┌────────

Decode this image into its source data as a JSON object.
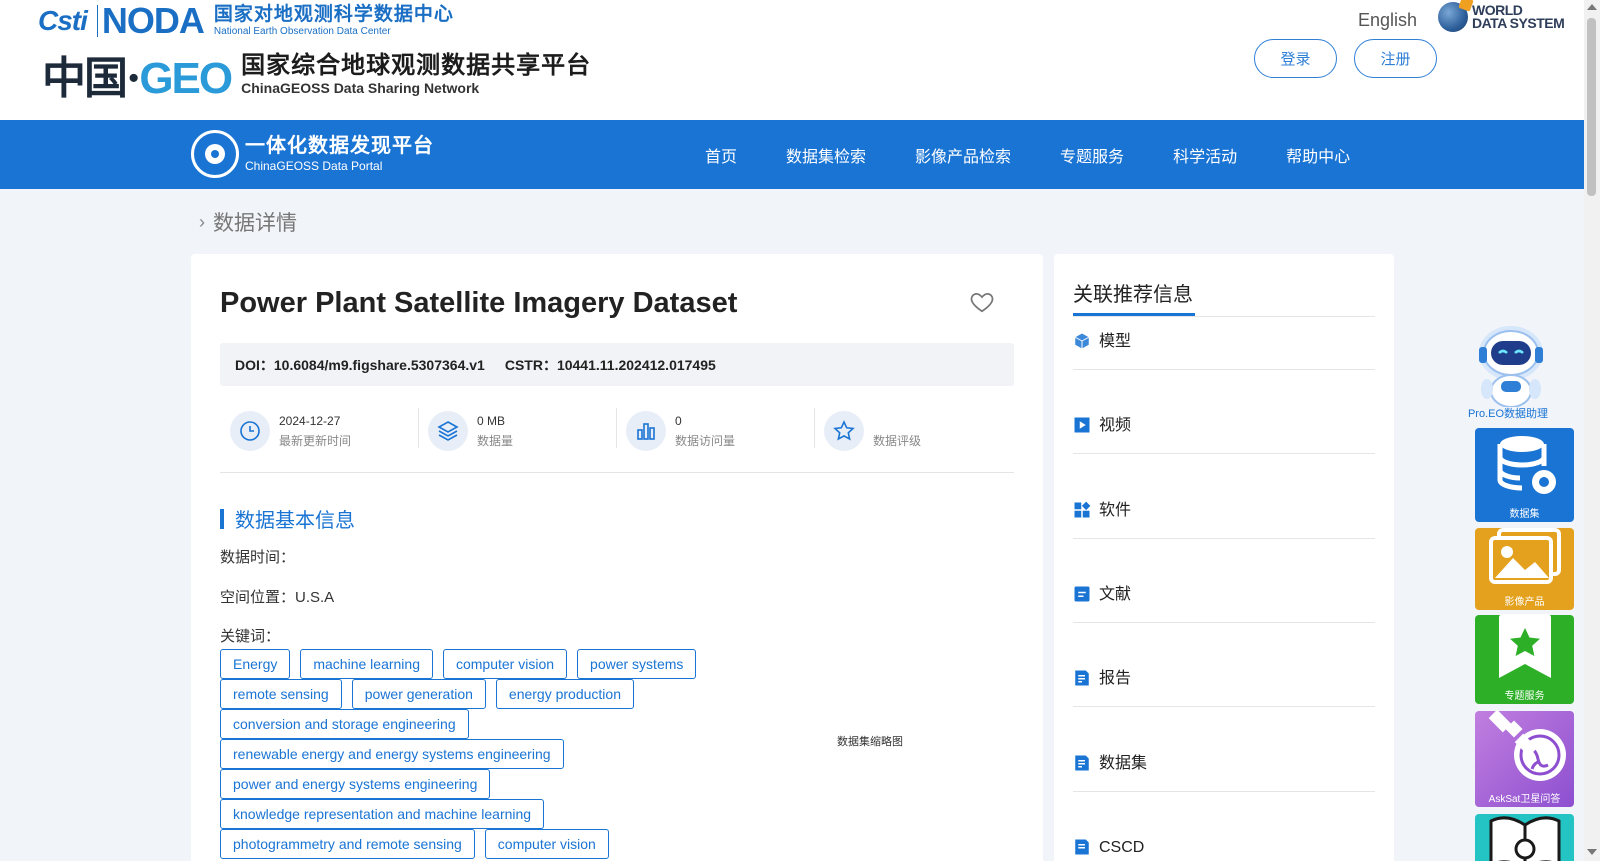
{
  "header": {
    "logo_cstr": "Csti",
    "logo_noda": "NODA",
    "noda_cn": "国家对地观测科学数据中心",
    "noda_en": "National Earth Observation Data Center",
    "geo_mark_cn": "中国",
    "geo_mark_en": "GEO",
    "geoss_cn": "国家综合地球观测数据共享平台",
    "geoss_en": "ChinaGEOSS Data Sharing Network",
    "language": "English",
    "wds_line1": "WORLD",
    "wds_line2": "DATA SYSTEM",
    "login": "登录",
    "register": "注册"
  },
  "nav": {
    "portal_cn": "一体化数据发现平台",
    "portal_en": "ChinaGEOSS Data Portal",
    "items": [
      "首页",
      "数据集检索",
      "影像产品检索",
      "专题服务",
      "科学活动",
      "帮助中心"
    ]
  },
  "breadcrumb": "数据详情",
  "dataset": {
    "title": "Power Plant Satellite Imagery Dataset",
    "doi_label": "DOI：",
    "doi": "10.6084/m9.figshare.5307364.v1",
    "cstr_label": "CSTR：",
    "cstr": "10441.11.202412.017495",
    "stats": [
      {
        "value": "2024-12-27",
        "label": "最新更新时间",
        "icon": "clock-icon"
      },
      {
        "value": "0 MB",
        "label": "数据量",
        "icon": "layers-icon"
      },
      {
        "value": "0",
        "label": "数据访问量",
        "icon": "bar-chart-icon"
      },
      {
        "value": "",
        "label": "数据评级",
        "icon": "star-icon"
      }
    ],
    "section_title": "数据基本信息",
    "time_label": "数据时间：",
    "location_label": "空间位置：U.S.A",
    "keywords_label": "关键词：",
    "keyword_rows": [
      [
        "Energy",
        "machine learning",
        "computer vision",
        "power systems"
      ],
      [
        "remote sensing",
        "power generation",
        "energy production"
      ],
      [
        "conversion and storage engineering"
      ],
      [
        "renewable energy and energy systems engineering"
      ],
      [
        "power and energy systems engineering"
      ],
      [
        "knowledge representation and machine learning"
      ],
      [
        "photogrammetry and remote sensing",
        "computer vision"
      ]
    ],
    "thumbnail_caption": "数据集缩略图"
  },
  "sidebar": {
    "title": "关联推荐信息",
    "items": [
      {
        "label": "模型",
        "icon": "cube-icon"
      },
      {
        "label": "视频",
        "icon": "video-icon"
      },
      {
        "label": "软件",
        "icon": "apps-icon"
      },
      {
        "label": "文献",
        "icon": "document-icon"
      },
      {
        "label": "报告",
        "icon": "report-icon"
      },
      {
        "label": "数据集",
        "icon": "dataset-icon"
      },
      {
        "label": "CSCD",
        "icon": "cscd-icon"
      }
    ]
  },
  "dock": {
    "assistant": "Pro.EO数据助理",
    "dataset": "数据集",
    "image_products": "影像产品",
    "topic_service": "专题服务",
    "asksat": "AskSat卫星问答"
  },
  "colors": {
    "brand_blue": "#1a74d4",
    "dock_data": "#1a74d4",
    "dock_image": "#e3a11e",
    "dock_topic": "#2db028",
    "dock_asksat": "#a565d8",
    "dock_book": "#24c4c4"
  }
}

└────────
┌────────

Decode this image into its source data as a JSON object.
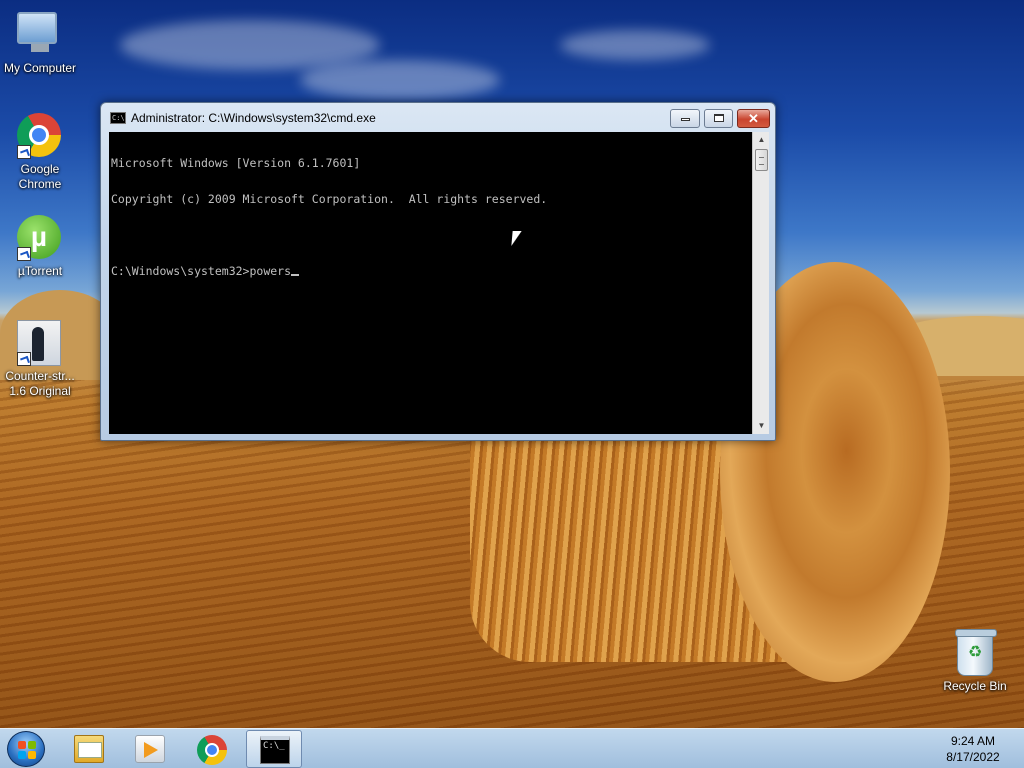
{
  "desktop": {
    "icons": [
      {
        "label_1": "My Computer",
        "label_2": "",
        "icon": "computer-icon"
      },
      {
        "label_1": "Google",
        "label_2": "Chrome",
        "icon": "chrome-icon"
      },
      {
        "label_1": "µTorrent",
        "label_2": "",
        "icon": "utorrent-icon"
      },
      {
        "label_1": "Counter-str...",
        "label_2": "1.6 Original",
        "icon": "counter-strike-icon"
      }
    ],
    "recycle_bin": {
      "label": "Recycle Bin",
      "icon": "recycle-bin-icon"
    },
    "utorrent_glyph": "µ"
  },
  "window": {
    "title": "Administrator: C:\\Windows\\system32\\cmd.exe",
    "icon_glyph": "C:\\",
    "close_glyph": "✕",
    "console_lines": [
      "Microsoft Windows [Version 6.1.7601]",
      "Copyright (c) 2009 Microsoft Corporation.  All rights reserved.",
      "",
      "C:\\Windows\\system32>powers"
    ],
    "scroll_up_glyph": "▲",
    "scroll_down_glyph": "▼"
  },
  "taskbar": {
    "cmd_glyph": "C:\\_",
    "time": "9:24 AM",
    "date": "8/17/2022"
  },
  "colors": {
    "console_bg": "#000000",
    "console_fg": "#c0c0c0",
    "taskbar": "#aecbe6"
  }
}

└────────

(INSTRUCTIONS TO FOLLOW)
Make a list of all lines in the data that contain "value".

(EXERCISE RESULT)
        "value": "2024-12-27",
        "value": "0 MB",
        "value": "0",
        "value": "",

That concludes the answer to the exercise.